Sunday, July 29, 2012

The "It could hurt a lot of good people" argument

One of the arguments used by defenders of a suspect scam is the "it could hurt a lot of good people" argument. It usually comes in this form:
A: Acme XYZ is a scam because ____, ____, and ____. 
B:  Shutting down Acme XYZ could hurt a lot of good people. 
This is a red herring, because it did not try to defeat the premise, nor did it try to prove the counter-premise.

Instead, this argument plays the "appeal to pity" fallacy, as well as tacitly admitting that it is a scam. Just that you shouldn't kill it, please take pity on those who's in it.

It was used by none-other than Andy Bowdoin, leader of the Ad Surf Daily auto-surf Ponzi scheme.

You can read the full indictment here (PDF file). Bowdoin plead guilty in May 2012. His Ponzi involved well over 100 millin dollars, about half was seized and returned to the victims.

This argument is also very much related to "it paid me" argument, where the defender of the scheme argues that as long as people are getting PAID you should let the thing continue.

However, that in itself is a fallacy. In a Ponzi scheme and a pyramid scheme, you can get your money (i.e. your return) if you make sure enough NEW people join so there's money in the scheme to pay YOU. Thus, the only way to prevent good people from being hurt is to drag even MORE good people into it.

So this can be essentially translated as "just let me get my money out, I don't care about any one else".

Not very altruistic, is it?
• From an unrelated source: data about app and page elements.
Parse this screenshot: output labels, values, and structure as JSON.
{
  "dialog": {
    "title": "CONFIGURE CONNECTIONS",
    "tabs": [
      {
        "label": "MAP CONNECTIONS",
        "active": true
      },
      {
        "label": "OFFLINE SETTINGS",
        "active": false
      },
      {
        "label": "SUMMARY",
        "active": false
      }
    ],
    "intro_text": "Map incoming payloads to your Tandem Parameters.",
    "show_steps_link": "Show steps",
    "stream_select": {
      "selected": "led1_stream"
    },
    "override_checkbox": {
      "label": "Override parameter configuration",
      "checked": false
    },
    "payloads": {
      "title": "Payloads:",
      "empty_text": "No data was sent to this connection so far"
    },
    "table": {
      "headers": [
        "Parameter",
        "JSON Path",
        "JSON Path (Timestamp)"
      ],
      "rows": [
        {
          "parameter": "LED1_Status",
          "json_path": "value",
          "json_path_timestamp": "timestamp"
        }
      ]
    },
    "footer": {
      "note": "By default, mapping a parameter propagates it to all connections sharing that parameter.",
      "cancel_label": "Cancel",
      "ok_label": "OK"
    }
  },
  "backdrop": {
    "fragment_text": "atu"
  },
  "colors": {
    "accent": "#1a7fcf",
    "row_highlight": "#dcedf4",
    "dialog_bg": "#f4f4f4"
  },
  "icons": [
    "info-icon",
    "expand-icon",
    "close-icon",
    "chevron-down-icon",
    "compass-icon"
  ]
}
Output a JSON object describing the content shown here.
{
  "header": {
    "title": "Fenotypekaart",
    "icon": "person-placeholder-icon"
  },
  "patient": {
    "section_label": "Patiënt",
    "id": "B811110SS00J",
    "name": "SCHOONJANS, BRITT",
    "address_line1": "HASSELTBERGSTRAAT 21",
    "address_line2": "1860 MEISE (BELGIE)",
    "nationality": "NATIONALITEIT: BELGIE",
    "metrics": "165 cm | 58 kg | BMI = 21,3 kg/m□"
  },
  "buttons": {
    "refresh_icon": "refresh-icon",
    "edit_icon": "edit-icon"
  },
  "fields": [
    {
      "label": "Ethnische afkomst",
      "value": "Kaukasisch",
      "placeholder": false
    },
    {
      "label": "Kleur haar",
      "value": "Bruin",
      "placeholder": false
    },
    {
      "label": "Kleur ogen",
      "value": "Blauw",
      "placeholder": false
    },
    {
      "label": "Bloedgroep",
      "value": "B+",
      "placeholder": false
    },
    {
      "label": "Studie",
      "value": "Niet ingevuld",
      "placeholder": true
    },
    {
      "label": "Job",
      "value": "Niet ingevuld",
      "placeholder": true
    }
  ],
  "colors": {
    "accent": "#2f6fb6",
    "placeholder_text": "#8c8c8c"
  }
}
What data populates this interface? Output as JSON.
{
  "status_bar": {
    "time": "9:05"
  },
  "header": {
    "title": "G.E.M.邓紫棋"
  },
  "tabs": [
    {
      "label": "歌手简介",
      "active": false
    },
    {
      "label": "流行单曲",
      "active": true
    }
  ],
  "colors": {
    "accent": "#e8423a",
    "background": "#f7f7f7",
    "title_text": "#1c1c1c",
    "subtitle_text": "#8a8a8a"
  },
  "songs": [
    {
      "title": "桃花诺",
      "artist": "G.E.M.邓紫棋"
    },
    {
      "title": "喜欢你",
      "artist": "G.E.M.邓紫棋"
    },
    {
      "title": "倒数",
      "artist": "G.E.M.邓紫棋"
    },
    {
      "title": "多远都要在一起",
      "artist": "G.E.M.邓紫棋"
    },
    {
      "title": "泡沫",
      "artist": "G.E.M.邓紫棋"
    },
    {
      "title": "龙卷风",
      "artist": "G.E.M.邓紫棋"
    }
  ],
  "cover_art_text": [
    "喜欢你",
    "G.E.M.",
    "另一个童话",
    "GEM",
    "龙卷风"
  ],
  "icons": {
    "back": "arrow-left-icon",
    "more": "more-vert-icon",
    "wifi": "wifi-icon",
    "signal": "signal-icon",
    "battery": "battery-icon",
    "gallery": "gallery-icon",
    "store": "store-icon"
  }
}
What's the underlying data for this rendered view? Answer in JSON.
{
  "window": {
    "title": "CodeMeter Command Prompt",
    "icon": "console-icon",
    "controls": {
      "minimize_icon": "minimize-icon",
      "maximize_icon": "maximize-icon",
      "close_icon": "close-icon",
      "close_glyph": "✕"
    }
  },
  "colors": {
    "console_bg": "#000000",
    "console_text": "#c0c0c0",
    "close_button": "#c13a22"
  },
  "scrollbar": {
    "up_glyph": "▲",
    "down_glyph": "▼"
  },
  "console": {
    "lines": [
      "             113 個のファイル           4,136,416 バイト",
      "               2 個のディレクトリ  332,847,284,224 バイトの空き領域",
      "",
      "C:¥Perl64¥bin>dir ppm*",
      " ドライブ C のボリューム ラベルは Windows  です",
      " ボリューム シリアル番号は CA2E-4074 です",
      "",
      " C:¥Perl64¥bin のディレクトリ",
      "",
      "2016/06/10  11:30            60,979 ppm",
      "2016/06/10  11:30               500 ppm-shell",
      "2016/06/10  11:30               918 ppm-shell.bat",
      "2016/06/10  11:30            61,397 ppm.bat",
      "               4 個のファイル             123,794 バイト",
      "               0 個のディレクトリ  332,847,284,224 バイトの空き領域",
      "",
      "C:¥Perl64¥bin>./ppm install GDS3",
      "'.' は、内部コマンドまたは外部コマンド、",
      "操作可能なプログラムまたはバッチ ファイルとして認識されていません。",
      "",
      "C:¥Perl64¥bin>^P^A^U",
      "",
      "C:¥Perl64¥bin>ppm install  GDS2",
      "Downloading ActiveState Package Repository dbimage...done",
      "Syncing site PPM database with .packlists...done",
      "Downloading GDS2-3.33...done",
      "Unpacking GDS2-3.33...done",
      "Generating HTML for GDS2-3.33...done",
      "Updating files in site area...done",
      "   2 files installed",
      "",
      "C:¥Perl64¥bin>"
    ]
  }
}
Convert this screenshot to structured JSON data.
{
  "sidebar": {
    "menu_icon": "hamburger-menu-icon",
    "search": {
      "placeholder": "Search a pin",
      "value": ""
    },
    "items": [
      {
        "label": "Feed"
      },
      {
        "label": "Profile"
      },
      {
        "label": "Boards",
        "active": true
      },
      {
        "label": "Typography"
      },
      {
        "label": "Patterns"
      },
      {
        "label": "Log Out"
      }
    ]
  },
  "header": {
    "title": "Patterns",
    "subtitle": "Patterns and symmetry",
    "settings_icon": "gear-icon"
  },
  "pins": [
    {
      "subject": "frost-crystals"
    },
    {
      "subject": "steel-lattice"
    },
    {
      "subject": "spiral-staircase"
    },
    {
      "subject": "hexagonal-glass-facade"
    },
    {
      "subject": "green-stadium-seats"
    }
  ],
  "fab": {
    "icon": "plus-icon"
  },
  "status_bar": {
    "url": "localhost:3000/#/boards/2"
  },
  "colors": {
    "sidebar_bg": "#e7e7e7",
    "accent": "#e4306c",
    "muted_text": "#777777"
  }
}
It is not the intent of this article to explain how a Ponzi scheme can be prolonged (that'll be a different topic) so I'll link to it when I have it written.

Enhanced by Zemanta

No comments:

Post a Comment